What is Property-Based Fuzzing?
This is part two of a three part series on Property-based Fuzz Testing. Part one can be found here.
Fuzzing is the automated process of finding software bugs by feeding random data into a target program until one of those permutations reveals a flaw. Fuzzing has been responsible for discovering a large number of security-critical issues found in operating systems, browsers, and other security-sensitive applications.
A fuzzer needs two things to analyze a program:
- One or multiple ways to feed random data into the application under test
- A way to detect issues
Commonly, a fuzzer operates on binary programs that read from a file or from stdin. They detect UNIX signals that are triggered on assertion failure or a segmentation fault. AFL is an example of a fuzzer that has been successful at findings a large number of issues.
Property-based testing is a form of fuzzing. Property-based testing feeds random data into an application (or function) and detects flaws. It is particularly powerful as it allows developers to define and check custom correctness and safety policies, i.e. properties they define in their test.
The most important fuzzing advancement has been coverage guidance. A coverage-guided fuzzer gathers coverage information for each random input it tries. If a random input exercises new code, the fuzzer will keep it in a set of interesting inputs. The fuzzer will then generate new inputs by mutating those interesting inputs.
Coverage-guided fuzzing is simple, but extremely powerful. Imagine having a program that looks like:
if(input == 'B')
if(input == 'U')
if(intput == 'G')
A regular fuzzer has about one chance in 17 million to generate an input that starts with ‘BUG’. This would take a long time! You can also see how the odds would decrease exponentially with each additional comparison.
However, a coverage-guided coverage has the capability to detect incremental progress, which turns an exponential problem into a linear one. Instead of having to generate the right input all at once, it can generate it one character at a time. Indeed, it has a 1 in 256 chance of generating an input that starts with ‘B’. Since that input will exercise new code, the coverage-guided fuzzer will keep it and start mutating it. It has then a roughly 1 in 256 chance to mutate it to an input that starts with ‘BU’. We say roughly since that probably depends on the mutation strategy: in addition to generate a ‘U’ in the second character, it should not modify the first character.

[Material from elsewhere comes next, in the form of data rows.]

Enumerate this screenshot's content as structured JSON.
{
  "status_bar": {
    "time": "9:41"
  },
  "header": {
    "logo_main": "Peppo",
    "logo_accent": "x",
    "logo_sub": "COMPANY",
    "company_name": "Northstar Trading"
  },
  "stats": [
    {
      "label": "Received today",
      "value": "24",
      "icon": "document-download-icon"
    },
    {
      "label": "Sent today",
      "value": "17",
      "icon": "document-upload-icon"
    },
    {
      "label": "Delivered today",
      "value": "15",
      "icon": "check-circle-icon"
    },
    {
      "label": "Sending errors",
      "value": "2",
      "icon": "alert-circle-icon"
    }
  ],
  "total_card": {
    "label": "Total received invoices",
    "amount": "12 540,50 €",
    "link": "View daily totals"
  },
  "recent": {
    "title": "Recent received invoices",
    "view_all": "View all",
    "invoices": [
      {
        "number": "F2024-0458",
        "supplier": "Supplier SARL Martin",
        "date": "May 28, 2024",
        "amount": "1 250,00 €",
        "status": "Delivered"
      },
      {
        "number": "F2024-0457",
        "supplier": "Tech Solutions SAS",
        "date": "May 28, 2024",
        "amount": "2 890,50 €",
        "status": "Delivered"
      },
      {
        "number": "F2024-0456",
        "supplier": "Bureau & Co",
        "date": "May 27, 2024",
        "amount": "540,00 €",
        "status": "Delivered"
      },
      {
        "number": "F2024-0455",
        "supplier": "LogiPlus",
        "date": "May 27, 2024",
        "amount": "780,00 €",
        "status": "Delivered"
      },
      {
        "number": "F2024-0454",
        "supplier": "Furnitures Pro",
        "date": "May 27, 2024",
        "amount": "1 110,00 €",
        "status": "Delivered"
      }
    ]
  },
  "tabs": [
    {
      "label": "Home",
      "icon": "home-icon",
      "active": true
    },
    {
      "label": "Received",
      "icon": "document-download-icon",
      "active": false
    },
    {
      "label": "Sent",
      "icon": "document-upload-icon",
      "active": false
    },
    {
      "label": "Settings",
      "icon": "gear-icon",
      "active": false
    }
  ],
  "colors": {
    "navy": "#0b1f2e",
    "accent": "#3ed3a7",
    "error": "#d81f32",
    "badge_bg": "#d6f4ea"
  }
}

Quickly enough, it will find the input triggering the bug.
Coverage-guided fuzzing scales to complex programs as well. For instance, AFL, a coverage guided fuzzer, has been used to generate JPEG images out of thin air:
JPEGs automatically generated by coverage-guided fuzzing
By fuzzing a JPEG parser with a coverage-guided fuzzer, the fuzzer eventually generates valid JPEG images! The odds of that happening without coverage guidance is infinitesimally small.
Combining Fuzzing & Property-based Testing
Property-based testing already has some of the great techniques used by modern fuzzers:
- In-memory fuzzing. Most fuzzers start a new process per fuzzing input. The cost of starting a new process can sometimes dominate runtime. To avoid this unnecessary cost, some fuzzers like libfuzzer allow users to define a function that will be repeatedly called in the same process. Property-based testing does that, which allows them to analyze thousands of inputs a second.
- Structure-aware fuzzing. Stucture-aware fuzzers understand the input format of the program under test. For instance, when fuzzing a JPEG parser, structure-aware might skew the distribution towards valid JPEG images, which leads to better coverage of your code. Property-based testing gives you structure-aware fuzzing with input generators. Fuzzing targets can use a similar idea to generate higher-level types from a sequence of types.
- Stateful testing. While not a part of fuzzers per-say, this is a technique used by the some of the best vulnerability researchers we know to test set stateful APIs. They use the random data from the input data generated by the fuzzer to select which method to call next. This is doing the same thing as property-based stateful testing.
However, most property-based testing frameworks are not coverage-guided. As we have seen in the previous section, coverage guidance helps automated tools build complex inputs exploring more parts of the program than they could before. Property-based fuzzing fills that gap and brings advanced fuzzing techniques to property-based testing to get even deeper coverage in less time.
In part three, I’ll talk about useful properties to check.